  • Map 6 is designed for beginning riders on general modified machine.
  • Map 7 is designed for medium-level riders on general modified machine.
  • Map 8 is designed for advanced riders on general modified machine.
  • Map 9 is designed for riders on aggressively modified machine.

MARCH 27, 2013 UPDATE

After a few days of riding with the Procom ICU using Map #9, I’ve realized that the bike runs very well above 1,500-2,000 RPM, but it now runs rougher at low RPM’s and stalls easily on idle. It also will not start after sitting overnight in an unheated garage in near freezing temperatures.

I sent an email to Procom Engineering on March 26, asking for clarification on what map to use for my application. I provided details on the modifications I have made to my Bonneville. It seems that they should provide more details around what constitutes “minor” and “general” modifications as well as “aggressively modified.” I have not heard back from Procom yet. On March 26, 2013 I also reset the Procom to Map #6 thinking that may help, but alas, it would not start this morning.

If I do not hear back from Procom today with some kind of clarification and direction, I will reset the ICU back to the “default” setting (no map), and see if it will run.

APRIL 3, 2013 UPDATE

First, I’ve still not heard back from Procom Engineering about my map questions – so consumer, let that speak for itself. The unit has been set back to “default.”

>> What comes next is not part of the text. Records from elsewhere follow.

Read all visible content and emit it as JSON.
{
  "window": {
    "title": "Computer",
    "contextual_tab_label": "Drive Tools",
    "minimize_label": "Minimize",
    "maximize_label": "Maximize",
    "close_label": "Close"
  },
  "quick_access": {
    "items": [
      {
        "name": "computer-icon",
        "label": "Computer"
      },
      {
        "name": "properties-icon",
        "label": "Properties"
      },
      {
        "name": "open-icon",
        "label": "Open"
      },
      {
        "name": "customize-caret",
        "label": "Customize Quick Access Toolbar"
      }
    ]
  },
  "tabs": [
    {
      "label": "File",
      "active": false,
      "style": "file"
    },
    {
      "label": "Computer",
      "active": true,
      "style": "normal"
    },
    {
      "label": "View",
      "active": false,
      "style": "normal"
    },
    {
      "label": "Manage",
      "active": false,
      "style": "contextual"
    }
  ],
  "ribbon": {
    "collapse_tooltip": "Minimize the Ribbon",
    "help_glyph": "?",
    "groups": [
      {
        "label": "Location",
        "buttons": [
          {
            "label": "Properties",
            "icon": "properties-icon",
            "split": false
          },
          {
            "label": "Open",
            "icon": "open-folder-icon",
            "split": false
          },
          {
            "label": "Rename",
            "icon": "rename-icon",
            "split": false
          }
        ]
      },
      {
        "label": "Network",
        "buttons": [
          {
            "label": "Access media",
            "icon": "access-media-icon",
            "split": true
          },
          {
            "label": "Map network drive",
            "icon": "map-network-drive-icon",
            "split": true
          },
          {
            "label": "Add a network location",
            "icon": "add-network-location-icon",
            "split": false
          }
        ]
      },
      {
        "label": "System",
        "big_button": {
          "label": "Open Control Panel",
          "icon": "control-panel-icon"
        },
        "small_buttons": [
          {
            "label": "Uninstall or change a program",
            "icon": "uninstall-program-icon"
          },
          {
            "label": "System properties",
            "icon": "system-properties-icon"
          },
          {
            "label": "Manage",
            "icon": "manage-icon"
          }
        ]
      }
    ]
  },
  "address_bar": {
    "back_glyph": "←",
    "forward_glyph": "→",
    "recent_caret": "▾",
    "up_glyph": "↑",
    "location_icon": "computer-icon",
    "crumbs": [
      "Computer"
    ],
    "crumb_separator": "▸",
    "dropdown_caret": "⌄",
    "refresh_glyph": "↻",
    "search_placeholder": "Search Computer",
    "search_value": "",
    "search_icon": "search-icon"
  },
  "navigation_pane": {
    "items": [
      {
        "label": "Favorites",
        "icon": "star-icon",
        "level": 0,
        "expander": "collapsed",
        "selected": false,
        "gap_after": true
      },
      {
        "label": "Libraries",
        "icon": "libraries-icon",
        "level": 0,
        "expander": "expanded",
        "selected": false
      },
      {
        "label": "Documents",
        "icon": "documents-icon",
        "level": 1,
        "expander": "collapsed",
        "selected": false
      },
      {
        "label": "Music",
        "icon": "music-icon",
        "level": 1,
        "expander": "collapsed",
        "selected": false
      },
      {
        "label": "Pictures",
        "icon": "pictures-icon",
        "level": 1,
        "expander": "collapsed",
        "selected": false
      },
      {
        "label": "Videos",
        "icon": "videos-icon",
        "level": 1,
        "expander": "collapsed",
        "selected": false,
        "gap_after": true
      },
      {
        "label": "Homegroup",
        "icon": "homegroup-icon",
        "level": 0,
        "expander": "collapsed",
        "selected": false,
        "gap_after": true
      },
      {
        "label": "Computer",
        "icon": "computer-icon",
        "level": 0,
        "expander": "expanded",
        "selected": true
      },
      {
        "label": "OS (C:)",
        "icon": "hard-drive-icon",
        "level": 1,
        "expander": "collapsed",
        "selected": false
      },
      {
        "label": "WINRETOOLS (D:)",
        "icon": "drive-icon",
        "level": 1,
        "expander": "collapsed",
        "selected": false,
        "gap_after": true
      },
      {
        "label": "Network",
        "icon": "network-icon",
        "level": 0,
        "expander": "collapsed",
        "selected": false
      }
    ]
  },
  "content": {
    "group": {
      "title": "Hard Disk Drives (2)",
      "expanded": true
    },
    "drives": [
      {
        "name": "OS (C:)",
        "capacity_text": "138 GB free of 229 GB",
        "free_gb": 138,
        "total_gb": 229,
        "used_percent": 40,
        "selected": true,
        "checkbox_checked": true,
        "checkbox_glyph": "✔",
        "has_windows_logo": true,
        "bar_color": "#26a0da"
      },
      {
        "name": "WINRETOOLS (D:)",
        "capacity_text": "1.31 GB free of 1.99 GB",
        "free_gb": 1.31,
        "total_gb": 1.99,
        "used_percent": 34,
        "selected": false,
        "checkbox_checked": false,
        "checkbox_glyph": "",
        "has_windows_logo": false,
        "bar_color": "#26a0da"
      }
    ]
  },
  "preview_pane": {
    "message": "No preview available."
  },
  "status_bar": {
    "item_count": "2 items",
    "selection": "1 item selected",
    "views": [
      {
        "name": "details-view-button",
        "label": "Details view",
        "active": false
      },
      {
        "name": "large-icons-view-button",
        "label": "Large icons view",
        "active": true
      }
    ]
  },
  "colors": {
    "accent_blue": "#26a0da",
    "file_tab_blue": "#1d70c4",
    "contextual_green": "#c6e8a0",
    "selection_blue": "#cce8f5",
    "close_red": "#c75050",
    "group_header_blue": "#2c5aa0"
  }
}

I’ve still been having problems starting my Bonneville in colder weather since installing the Procom. In reading through the Triumph Rat forums, I’ve discovered that cold starting is a problem experienced by other Procom users. It also struggles with a rough idle.

I am happy to report that the cold-start condition did improve after I made a shim adjustment on my DynoJet needle setup (2 shims above the C Clip). I will now experiment with the idle mix screws to see if turning them out another quarter turn (to 3.25 turns) my help.

I am also going to install a new coil and spark plug wires within the next few days.

APRIL 13, 2013 UPDATE

After installing a new Nology coil and NGK spark plug wires, my Bonnie ran about the same. So, I decoded to swap out the Keihin size 40 pilot jets to size 42. Wow! What a difference! I must have been starving the engine below 3000 RPM! Now the Bonnnie just wants to go, go, go, no matter where I am in the RPM range!

My current setup is:

  • Dynojet needles
  • 2 shims each needle (above C clips)
  • Stock Keihin springs (not the Dynojet springs)
  • Keihin size 140 main jets
  • Keihin size 42 pilot jets
  • Slides drilled to 3mm
  • Idle Mixture Thumbscrews (NewBonneville) turned out 2.5 turns
  • Procom CDI Limiter is set to “Default.”

SEP 2, 2014 UPDATE

I just realized that I never updated this post after completing my Mikuni carb modification. With the Bonneville Performance Mikuni Carb Kit installed on my setup, I changed my Procom CDI map to #9 which seems to work the best.

Procom CDI Limiter User Manual v1.1 – PDF